* [TASK DATA]:
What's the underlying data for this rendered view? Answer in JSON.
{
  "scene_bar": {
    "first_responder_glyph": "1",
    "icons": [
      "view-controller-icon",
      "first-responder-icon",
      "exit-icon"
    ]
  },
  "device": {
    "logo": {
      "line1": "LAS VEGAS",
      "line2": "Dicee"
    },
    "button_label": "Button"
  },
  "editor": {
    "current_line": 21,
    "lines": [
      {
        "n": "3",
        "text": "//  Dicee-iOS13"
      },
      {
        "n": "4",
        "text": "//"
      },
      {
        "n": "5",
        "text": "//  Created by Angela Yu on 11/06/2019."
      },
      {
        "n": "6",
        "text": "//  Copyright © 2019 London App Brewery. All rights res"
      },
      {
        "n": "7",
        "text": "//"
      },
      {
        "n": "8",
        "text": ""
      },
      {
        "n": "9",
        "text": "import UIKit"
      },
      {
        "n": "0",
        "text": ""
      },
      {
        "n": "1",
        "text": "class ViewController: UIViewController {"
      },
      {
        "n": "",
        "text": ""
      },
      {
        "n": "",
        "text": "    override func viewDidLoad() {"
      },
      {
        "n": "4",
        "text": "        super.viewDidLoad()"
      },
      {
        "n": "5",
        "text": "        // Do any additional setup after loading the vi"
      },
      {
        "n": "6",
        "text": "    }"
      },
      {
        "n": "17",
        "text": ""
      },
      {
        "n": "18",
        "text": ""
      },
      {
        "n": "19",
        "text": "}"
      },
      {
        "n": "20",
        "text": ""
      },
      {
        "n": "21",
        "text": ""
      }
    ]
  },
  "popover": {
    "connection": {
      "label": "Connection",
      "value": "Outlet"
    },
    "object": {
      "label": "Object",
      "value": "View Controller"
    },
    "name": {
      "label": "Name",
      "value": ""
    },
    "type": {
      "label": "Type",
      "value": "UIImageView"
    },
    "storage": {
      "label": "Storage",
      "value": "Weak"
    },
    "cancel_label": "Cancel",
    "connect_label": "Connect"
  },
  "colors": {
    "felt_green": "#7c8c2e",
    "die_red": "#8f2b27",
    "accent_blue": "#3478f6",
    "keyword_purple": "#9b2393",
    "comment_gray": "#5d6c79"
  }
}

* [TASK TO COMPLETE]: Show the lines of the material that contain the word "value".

* [FINISHED TASK]:
      "value": "Outlet"
      "value": "View Controller"
      "value": ""
      "value": "UIImageView"
      "value": "Weak"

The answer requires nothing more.